See Planning for Incapacity re: Estate Planning, The National Law Review, Apr. 23, 2015.

Special thanks to Jim Hillhouse for bringing this article to my attention.

April 23, 2015 in Disability Planning - Health Care, Disability Planning - Property Management, Estate Administration, Estate Planning - Generally, Wills | Permalink | Comments (0) | TrackBack (0)

Elvis Planes Leaving Graceland

ElvisThe two private jets owned by Elvis Presley will be removed from Graceland later this month. The planes, Hound Dog II and Lisa Marie, will be moved down the street to what will become the location of a new Elvis museum. The Memphis City Council approved the move on Monday.

See Helen Moss, Elvis's Beloved Planes Will be Moved From Graceland, Daily Mail, Apr. 21, 2015.

April 23, 2015 in Current Affairs, Estate Administration | Permalink | Comments (0) | TrackBack (0)

Wednesday, April 22, 2015

Court Holds Trust May Be Reformed to Insert Beneficiaries

TrustAccording to the recent Florida case, Megiel-Rollo v. Megiel, 2015 Fla. App. LEXIS 5601 (Fla. Dist. Ct. App. 2d Dist.
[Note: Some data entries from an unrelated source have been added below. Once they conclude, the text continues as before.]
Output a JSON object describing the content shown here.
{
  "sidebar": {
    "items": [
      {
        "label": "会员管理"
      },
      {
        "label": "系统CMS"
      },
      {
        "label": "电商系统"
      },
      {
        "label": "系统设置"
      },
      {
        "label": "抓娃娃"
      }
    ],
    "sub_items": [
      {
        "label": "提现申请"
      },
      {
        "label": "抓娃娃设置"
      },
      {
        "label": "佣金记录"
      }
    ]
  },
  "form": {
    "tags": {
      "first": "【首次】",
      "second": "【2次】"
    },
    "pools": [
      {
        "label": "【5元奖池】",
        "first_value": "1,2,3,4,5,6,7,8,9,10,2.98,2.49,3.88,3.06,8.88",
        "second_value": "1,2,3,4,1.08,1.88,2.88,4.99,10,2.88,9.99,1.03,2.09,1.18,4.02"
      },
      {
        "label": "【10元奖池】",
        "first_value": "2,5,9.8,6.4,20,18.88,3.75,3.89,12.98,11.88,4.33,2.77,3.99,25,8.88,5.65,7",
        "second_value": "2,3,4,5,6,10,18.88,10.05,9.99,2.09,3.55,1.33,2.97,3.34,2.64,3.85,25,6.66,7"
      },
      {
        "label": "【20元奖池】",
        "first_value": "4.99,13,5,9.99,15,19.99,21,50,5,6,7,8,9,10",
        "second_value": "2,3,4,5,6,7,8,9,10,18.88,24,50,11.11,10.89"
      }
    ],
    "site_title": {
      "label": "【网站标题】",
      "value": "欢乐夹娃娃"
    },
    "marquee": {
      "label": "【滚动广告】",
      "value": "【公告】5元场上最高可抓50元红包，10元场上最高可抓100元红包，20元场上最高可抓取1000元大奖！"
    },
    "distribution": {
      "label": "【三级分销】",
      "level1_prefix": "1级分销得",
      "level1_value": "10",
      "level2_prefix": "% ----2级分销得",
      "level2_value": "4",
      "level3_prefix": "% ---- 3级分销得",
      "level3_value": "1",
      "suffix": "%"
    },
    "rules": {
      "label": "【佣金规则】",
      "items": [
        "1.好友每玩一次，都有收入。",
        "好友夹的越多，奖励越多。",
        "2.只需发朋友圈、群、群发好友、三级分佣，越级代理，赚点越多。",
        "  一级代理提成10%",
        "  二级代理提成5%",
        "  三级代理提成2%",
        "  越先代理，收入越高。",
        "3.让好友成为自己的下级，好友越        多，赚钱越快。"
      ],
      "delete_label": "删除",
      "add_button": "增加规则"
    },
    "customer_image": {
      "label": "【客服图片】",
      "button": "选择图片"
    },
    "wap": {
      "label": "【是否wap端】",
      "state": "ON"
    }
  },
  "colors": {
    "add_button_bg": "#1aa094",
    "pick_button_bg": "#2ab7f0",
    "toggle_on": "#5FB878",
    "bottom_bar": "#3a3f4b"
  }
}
Apr. 17, 2015), a trust can be reformed to add beneficiaries when the trust initially fails to include any beneficiaries. 

In the aforementioned case, the decedent prepared a will naming her three children as equal beneficiaries.  Years later, the decedent created a revocable trust, deeding her real property to the trust.  However, upon the death of the decedent, the trust failed to name any beneficiaries.  A dispute subsequently arose among the three children of the decedent regarding the intended beneficiary. 

The drafting attorney filed an affidavit, stating he had made a mistake and should have prepared the Schedule of Beneficial Interest naming only two of the decedent’s children as the beneficiaries of the trust.  Under Section 736.0415 of the Florida Trust Code, a trust may be reformed to correct a mistake.  The court allowed for the possibility of reformation in order to limit the trust to the two children. 

See Jeffrey Skatoff, Trust Can Be Reformed to Add Beneficiaries, Florida Probate Lawyers, Apr. 22, 2015.

April 22, 2015 in Estate Administration, Estate Planning - Generally, New Cases, Trusts | Permalink | Comments (0) | TrackBack (0)

Tuesday, April 21, 2015

Taking Care of Your Digital Legacy

Computer 2Many Americans have yet to decide who will oversee their digital accounts after they die.  While some prefer their accounts be memorialized, more than half would like them deleted.

Several social networking capabilities now make it easier to manage someone’s online presence after death.  In February, Facebook released a “legacy contact” feature, allowing users to designate another user to post a final message, change profile pictures and accept new friend requests.  Google began offering a similar service in 2013. 

These options are steps that have given users more control over their digital life, a trend attorneys hope other companies to follow.  But instead of waiting for accounts to offer digital legacy handlers, people can name “digital executors” in their will.  Yet, in one poll taken, 70 percent of individuals had not chosen a digital executor.  Many people assume that they did not need one or that their family could access their accounts upon death.  It is important to name successors on any account to make the process easier when trying to communicate your authority to the right person. 

See Ellen Huet, Who Will Take Care of Your Digital Legacy After You Die? Poll Says Many People Haven’t Specified, Forbes, Apr. 21, 2015.

April 21, 2015 in Estate Administration, Estate Planning - Generally, Web/Tech, Wills | Permalink | Comments (0) | TrackBack (0)